Problems with drugs and alcohol, and fights with his step-dad, led him to leave home. For the past month, he's been one of three residents of a shelter for youths run by the Illitiit Society. By the end of March, the shelter will close. It could hold up to six homeless youth.
The youth cottage, is fully furnished with beds, a full kitchen and bathroom, living room, computers and television.
As Qisualik clicks away on a keyboard to chat with friends over the Internet, he talks about how he's cleaned up his life. He has a place to stay next month, and soon afterward he plans to move to Yellowknife to finish a cooking apprenticeship. But right now, he's thankful to have a roof over his head.
"If it wasn't for this place, I'd still be on the streets," he said.
Illitiit opened the youth cottage two summers ago to fill a void, says chair Bill Riddell. But the project dragged the society into a $160,000 debt, leading the city to take over operation of the Oqota emergency shelter.
"We failed to make arrangements to make the youth cottage self-sustaining," he said. "We basically offered it for free."
Riddell says while he doesn't blame anyone for the society's financial woes, he was under the impression government funding would be forthcoming.
"I don't blame them, but I'm hurt."
But government officials say no commitments were ever made.
"There were no such assurances," said Margaret Hollis, legal director for the department of justice. While there was interest, she said the site lacked the quality of supervision the government needs.
Riddell says Illitiit hopes to form a partnership with other groups to help pay off its debts. He will also continue to search for more funding for the youth cottage, with the goal to re-opening by May.
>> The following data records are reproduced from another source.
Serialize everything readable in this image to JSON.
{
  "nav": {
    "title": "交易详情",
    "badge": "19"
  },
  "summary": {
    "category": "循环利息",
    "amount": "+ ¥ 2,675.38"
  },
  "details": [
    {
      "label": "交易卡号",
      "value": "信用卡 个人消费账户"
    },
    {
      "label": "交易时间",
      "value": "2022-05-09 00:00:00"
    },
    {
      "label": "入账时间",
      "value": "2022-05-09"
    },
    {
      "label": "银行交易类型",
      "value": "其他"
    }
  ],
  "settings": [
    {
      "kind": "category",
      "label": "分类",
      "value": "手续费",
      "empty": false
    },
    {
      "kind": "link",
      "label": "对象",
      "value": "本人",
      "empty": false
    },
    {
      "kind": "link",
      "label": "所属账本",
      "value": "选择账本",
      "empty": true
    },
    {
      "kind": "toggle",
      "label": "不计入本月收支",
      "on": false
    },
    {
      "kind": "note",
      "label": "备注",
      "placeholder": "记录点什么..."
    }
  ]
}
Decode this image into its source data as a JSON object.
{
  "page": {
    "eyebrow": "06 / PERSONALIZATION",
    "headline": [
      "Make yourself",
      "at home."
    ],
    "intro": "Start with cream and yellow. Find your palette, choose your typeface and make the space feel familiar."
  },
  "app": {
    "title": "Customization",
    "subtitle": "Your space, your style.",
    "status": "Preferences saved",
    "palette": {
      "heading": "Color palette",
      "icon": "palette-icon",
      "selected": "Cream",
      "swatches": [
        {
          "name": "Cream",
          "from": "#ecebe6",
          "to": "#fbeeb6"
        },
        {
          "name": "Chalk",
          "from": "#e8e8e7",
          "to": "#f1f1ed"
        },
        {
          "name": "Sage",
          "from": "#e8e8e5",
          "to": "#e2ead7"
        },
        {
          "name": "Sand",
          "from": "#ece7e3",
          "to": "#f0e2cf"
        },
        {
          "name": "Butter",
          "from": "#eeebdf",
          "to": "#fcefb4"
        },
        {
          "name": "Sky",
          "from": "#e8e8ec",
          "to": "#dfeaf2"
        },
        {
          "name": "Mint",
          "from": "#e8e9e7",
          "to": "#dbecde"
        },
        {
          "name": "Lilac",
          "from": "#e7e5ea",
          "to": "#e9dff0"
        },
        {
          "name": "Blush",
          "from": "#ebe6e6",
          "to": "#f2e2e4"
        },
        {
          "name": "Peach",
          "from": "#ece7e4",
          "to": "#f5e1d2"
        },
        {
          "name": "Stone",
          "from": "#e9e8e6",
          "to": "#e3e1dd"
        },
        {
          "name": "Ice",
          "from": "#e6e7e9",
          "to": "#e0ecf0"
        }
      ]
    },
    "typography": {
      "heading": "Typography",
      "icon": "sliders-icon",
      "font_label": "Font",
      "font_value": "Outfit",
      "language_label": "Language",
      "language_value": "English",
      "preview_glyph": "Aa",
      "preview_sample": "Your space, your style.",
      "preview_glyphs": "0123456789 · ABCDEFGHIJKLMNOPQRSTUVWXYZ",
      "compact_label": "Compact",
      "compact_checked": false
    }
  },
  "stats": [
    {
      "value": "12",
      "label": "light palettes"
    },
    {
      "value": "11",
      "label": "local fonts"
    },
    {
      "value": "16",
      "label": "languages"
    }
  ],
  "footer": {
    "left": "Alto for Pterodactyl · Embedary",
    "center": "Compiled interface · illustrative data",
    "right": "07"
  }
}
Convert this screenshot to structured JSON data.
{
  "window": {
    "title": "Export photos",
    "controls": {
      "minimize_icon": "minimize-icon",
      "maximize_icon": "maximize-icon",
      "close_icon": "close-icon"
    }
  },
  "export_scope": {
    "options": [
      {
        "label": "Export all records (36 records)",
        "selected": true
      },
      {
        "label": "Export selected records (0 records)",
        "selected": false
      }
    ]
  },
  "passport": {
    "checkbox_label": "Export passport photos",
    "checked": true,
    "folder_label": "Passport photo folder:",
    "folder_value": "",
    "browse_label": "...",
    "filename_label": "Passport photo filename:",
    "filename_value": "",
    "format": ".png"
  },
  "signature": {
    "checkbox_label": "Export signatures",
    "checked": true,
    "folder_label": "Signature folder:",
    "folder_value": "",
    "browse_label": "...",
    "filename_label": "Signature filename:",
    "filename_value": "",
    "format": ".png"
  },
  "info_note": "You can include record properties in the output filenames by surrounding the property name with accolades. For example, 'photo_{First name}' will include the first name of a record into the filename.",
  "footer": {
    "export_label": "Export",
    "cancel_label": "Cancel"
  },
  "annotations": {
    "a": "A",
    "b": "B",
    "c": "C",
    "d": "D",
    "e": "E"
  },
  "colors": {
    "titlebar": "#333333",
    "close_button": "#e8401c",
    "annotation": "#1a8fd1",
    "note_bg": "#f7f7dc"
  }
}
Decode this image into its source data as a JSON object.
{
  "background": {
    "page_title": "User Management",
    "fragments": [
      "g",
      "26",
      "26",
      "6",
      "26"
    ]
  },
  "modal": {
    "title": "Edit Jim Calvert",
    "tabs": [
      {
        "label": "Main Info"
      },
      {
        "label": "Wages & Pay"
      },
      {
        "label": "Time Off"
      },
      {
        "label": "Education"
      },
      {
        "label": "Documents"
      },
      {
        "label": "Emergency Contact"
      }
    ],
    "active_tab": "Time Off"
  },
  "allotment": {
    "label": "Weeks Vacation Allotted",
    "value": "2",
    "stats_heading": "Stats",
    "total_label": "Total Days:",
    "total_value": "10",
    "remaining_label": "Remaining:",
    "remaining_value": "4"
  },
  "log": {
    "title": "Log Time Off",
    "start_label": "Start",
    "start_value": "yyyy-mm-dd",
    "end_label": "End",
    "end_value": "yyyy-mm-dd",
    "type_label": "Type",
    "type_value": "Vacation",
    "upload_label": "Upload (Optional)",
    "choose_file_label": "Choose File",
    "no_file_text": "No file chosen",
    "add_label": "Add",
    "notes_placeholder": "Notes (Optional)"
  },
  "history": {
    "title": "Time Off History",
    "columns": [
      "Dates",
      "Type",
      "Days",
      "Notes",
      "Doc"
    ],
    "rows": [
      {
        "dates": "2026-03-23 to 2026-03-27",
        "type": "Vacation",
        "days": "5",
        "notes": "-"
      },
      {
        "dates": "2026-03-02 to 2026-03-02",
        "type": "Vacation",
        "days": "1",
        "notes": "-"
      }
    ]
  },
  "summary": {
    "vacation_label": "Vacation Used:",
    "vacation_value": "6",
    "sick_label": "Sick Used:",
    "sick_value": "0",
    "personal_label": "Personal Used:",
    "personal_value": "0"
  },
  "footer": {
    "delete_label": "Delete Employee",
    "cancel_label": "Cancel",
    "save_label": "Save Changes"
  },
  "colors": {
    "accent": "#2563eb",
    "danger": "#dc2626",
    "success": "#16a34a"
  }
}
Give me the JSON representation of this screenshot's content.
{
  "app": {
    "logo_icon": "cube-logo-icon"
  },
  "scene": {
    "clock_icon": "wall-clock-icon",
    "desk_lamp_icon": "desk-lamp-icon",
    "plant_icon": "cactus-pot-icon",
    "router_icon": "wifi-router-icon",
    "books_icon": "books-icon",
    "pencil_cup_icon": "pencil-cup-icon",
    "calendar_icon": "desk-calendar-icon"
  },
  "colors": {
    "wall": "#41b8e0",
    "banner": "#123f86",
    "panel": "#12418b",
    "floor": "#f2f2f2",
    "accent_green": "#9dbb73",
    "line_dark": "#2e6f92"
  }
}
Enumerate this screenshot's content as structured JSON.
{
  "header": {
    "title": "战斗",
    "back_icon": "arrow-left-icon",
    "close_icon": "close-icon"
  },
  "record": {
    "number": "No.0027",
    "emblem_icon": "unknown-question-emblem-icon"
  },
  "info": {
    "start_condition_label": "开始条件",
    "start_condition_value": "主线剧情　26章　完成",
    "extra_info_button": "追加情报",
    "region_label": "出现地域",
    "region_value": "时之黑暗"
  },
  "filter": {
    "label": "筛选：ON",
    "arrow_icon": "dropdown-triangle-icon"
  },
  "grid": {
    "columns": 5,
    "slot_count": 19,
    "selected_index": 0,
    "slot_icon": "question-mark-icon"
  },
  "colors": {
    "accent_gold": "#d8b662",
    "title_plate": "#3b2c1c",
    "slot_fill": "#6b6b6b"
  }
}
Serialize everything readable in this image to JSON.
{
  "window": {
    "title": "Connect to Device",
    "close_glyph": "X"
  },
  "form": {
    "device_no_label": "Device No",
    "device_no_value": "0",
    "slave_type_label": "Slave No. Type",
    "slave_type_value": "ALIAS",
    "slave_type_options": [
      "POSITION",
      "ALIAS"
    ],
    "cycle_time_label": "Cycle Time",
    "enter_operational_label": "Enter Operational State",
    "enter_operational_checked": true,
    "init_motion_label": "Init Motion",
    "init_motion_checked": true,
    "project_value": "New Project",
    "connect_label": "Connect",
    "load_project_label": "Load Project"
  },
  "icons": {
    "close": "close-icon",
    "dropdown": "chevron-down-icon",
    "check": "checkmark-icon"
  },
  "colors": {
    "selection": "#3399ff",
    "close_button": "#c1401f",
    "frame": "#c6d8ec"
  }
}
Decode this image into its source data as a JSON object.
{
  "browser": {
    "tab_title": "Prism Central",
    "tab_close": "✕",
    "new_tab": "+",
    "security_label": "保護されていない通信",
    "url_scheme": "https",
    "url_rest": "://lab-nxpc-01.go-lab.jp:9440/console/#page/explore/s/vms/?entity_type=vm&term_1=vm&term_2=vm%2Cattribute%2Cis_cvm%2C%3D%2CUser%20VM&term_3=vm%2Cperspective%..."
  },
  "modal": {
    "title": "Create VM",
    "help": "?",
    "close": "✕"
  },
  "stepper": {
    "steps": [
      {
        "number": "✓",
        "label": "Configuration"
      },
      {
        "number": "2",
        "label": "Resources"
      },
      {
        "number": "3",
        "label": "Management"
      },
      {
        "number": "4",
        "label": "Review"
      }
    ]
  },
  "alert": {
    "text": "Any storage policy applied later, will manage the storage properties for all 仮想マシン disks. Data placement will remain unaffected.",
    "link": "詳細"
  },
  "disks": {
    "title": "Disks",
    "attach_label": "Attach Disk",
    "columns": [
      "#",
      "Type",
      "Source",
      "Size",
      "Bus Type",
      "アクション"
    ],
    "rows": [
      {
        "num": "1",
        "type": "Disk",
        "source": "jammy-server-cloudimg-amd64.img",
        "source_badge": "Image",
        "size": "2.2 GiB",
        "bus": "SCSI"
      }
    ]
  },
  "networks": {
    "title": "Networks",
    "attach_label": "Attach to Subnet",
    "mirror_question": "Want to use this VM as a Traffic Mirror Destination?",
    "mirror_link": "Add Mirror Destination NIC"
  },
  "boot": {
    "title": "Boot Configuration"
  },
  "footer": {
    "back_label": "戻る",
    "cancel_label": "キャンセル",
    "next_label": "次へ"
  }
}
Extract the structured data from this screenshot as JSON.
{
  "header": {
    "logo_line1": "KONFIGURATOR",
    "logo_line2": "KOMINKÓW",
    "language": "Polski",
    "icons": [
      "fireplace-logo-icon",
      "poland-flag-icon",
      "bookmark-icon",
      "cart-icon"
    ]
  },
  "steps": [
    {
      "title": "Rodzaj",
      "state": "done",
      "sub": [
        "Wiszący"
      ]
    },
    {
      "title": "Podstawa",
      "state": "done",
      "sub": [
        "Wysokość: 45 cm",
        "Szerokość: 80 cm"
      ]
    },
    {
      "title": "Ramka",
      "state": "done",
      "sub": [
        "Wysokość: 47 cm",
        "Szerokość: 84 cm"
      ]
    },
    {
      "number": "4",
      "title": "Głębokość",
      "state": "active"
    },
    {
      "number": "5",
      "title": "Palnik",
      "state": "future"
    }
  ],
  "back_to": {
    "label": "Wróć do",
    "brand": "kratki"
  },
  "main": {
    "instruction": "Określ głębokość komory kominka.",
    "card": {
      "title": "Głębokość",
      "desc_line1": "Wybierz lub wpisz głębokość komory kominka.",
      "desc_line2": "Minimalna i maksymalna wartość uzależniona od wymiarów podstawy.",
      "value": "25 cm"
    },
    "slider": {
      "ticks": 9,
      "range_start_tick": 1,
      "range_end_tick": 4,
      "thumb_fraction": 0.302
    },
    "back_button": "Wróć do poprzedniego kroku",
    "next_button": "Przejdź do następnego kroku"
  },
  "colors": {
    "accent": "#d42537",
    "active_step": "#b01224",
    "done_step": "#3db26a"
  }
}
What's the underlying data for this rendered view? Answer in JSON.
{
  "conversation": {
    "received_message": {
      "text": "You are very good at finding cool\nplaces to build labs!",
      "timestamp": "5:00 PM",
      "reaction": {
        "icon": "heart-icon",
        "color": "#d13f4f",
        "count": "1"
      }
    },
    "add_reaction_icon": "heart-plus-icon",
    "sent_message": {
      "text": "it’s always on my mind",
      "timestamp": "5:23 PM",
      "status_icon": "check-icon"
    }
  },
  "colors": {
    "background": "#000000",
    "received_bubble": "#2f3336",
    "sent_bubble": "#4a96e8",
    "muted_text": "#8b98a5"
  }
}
"If you're afraid to fail, you'll never accomplish anything," he said. "We'll never resolve the problem of homelessness if we don't try."